= Task to carry out =
Take the listing and give it again exactly, from its first line to its last line.

= Material provided =
--- START ---
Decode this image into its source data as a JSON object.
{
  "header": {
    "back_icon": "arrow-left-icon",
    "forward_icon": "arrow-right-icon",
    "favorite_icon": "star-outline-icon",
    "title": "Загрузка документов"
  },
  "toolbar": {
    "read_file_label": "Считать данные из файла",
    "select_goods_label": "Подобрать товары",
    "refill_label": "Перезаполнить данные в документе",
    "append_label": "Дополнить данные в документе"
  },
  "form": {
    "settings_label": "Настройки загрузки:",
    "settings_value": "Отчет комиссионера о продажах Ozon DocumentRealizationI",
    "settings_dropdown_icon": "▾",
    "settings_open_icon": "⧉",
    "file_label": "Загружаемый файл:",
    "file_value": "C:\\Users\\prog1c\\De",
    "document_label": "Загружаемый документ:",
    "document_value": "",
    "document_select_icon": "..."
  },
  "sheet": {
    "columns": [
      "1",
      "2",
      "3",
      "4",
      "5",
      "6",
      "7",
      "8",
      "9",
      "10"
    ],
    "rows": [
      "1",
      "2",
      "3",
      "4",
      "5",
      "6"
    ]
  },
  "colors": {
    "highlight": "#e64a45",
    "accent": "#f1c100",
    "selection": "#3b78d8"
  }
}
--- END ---
= Answer section =
Decode this image into its source data as a JSON object.
{
  "header": {
    "back_icon": "arrow-left-icon",
    "forward_icon": "arrow-right-icon",
    "favorite_icon": "star-outline-icon",
    "title": "Загрузка документов"
  },
  "toolbar": {
    "read_file_label": "Считать данные из файла",
    "select_goods_label": "Подобрать товары",
    "refill_label": "Перезаполнить данные в документе",
    "append_label": "Дополнить данные в документе"
  },
  "form": {
    "settings_label": "Настройки загрузки:",
    "settings_value": "Отчет комиссионера о продажах Ozon DocumentRealizationI",
    "settings_dropdown_icon": "▾",
    "settings_open_icon": "⧉",
    "file_label": "Загружаемый файл:",
    "file_value": "C:\\Users\\prog1c\\De",
    "document_label": "Загружаемый документ:",
    "document_value": "",
    "document_select_icon": "..."
  },
  "sheet": {
    "columns": [
      "1",
      "2",
      "3",
      "4",
      "5",
      "6",
      "7",
      "8",
      "9",
      "10"
    ],
    "rows": [
      "1",
      "2",
      "3",
      "4",
      "5",
      "6"
    ]
  },
  "colors": {
    "highlight": "#e64a45",
    "accent": "#f1c100",
    "selection": "#3b78d8"
  }
}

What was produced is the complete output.